CD Laboratories are established at universities and non-university research institutions. The CD model enables cooperations between science and business that are meaningful, useful and productive both for the participating partners and for society. The CDL Liquid Biopsies for early Detection of Cancer” was established in October 2017 and will run until 2024 with an overall budget of more than 2 Mio EUR. The lab is organized into two Modules with two industry partners Freenome and PreAnalytiX.
The utility of cell-free circulating tumor DNA (ctDNA) as a reliable biomarker for the early detection of cancer recurrence, for predicting tumor burden and treatment response, as well as for identifying resistance mechanisms and the emergence of novel actionable targets has been proven in numerous studies.
Moreover, the assessment of ctDNA levels can be used as a prognostic marker and it has been shown that patients having higher ctDNA levels at certain time points had significantly shorter progression-free survival (PFS) and/or overall survival (OS).
In contrast to applications with bearing on established and late stage disease, there is a paucity of valid studies published that prove the applicability of ctDNA as a diagnostic biomarker enabling early detection of cancer. Nevertheless, the early detection of cancer is a desirable objective as it greatly increases the chances for successful treatment.
The biotech company Freenome aims to develop a multivalent diagnostic test based on ctDNA for the early detection of cancer. However, lack of knowledge about the nature and biology of ctDNA prevents a swift application of the intended test. And this is where the CD laboratory comes into play as the main objective of the existing CD laboratory “Liquid Biopsies for early Detection of Cancer” is to further elucidate ctDNA biology, to improve existing analysis methods and to develop advanced bioinformatics tools that enable detection of cancer at its earliest stage. The pairing of clinical and genomic data by the use of sophisticated bioinformatics approaches and databases, will eventually improve the rate of early diagnosis for cancer patients.
In general, each liquid biopsy specimen is a challenging analyte and distinct and complementary types of information can be retrieved from the various types of constituents. Pre-analytical recommendations for blood processing for ctDNA analysis have already been generally accepted; however, there are currently no systematic data and guidelines either for the analysis of other circulating components from blood or for the analysis of cfDNA from other body fluids.
To address this important issue, we teamed up with the Institute of Pathology at the Medical University of Graz (MUG) and the company PreAnalytiX, in order to develop sample stabilization solutions for biospecimen from minimally-invasive accessible tissues and body fluids.
Module 1 focuses on the data analytics of cfDNA in blood in order to elucidate the biology and identify potential further relevant parameters beyond mutation and copy number alterations, while Module 2 takes a step towards reliable data generation and assesses pre-analytical requirements for the analysis of liquid biopsy constituents.

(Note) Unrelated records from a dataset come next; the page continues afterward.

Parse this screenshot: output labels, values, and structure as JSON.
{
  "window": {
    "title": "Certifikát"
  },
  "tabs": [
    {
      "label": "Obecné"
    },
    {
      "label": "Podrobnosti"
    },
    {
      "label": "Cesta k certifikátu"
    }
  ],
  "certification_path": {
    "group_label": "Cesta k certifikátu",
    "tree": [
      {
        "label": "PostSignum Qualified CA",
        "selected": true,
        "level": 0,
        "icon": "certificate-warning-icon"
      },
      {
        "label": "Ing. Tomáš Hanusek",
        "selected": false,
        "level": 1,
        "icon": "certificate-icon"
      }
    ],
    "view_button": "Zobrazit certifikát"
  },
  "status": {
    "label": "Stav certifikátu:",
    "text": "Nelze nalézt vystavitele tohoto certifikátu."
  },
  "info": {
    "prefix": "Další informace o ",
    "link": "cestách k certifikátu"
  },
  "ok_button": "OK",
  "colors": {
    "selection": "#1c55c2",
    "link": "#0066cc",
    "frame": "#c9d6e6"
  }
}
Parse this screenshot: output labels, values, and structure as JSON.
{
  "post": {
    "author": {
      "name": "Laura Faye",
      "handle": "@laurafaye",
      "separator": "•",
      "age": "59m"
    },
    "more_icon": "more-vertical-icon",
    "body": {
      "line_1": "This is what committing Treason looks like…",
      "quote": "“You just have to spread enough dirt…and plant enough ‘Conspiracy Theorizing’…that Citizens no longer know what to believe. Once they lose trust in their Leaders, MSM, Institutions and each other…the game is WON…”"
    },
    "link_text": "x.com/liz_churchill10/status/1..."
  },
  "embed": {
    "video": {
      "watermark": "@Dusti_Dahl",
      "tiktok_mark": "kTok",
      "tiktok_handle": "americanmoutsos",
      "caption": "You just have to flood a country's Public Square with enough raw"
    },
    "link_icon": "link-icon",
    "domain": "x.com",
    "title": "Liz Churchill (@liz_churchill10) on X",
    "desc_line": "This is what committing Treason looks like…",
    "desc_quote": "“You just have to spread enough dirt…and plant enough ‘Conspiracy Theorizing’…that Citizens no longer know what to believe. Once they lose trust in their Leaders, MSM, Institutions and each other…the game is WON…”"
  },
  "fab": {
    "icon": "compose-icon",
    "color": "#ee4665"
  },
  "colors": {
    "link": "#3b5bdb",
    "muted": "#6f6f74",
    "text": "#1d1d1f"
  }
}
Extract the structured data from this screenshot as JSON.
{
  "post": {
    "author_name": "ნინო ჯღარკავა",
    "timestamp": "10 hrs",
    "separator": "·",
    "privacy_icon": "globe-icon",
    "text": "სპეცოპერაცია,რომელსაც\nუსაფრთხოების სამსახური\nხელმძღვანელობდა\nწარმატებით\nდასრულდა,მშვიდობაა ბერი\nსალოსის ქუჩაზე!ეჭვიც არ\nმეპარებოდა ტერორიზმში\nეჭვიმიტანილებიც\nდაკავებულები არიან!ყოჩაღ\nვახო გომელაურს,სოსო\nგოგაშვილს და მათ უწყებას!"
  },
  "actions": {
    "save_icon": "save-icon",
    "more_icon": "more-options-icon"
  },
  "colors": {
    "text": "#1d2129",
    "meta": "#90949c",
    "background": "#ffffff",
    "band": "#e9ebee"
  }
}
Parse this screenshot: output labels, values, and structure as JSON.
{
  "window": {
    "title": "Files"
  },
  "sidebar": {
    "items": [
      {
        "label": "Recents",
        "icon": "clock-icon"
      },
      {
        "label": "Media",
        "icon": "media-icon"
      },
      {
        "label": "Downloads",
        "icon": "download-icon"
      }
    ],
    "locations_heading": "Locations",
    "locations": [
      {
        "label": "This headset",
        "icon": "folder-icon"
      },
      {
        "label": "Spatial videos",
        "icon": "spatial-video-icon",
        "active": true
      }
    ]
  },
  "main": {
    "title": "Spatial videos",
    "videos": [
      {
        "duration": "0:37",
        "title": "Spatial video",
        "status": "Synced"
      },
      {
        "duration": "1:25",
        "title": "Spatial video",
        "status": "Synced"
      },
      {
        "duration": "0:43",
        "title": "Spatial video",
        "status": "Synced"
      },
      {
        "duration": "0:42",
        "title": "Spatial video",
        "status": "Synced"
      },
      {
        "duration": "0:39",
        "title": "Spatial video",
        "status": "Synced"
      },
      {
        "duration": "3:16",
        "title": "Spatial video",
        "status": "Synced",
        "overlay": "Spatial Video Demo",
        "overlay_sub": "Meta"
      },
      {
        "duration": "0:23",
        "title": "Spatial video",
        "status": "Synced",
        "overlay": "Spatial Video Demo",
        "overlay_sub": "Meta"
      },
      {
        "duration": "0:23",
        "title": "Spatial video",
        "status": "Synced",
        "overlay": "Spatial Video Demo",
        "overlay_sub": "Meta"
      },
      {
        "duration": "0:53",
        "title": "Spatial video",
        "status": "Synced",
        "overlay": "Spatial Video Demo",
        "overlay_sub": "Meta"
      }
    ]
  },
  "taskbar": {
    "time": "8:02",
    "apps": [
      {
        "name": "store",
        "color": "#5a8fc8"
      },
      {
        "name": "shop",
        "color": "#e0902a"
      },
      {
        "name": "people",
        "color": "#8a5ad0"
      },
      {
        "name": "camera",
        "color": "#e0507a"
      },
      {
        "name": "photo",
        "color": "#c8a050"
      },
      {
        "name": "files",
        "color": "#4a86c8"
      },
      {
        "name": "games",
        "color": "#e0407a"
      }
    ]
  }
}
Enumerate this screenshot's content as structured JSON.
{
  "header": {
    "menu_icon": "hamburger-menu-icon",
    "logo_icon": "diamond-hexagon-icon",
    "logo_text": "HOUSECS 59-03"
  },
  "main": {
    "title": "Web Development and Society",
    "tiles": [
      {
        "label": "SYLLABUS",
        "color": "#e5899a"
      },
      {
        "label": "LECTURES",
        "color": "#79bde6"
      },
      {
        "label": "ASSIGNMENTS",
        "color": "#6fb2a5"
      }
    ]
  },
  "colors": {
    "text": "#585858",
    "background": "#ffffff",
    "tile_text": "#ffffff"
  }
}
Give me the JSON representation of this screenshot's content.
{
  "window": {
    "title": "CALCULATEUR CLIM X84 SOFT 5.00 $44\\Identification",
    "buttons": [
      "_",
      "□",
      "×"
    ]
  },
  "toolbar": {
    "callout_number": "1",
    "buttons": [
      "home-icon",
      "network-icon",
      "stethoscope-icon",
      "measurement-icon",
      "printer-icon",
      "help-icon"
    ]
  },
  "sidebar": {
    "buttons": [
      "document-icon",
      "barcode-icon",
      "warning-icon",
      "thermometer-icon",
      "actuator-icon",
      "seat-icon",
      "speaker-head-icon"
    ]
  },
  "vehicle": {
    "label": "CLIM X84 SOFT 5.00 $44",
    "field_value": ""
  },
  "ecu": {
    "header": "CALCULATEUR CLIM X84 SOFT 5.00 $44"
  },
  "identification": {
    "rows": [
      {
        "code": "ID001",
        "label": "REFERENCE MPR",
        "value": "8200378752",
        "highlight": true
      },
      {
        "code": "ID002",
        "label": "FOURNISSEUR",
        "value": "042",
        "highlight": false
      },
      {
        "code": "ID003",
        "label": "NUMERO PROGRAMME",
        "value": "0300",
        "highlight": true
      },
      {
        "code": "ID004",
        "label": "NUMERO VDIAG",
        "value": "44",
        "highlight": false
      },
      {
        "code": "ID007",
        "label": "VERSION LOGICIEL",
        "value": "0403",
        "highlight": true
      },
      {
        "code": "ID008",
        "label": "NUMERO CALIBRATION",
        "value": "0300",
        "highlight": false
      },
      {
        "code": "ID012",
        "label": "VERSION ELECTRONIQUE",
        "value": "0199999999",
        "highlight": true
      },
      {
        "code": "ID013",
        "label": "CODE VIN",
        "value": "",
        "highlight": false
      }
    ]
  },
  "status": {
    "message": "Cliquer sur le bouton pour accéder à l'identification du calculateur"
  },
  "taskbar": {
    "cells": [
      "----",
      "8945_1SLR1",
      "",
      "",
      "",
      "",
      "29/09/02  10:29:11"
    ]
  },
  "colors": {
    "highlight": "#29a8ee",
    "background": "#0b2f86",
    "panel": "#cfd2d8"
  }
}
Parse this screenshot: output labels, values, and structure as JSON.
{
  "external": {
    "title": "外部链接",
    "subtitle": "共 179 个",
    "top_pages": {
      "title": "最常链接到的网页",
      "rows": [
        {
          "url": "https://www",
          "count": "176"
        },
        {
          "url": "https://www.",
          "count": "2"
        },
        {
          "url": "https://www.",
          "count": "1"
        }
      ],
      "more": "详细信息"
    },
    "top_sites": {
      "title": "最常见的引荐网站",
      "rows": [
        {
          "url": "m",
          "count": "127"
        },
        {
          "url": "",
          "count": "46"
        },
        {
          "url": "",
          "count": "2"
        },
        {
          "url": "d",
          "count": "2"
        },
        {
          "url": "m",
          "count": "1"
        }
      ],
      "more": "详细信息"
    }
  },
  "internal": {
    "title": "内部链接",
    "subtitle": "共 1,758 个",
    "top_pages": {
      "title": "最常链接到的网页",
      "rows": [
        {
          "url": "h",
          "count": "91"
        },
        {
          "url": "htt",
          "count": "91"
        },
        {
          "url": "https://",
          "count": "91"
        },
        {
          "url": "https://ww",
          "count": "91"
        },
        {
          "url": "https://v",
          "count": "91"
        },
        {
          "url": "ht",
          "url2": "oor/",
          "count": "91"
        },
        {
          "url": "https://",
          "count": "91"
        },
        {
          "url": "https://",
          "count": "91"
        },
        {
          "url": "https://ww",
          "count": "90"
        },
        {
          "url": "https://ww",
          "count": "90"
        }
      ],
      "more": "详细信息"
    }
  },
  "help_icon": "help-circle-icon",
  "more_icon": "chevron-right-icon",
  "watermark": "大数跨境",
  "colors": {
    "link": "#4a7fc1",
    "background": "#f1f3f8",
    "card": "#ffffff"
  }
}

In particular parameters such as fragment sizes, methylation pattern, nucleosome occupancy and expression profiles - which are central subjects of investigation in Module 1 - are prone to changes by pre-analytical factors such as time and temperature of sample processing, sample stabilization, etc. However, to establish clinically relevant biomarkers from liquid biopsies it is of utmost importance to assess the true biological status rather than performing research on artefacts introduced by sample treatment outside of the body.
Therefore, as soon as robust and reproducible pre-analytical workflows are established, tasks from Module 1 will be expanded to cfDNA from other body fluids. Moreover, we will investigate whether combination strategies (i.e. combined analyses cfDNA and exosome-derived nucleic acids or combined analysis of cfDNA from multiple body fluids) might enhance the power of liquid biopsy analyses.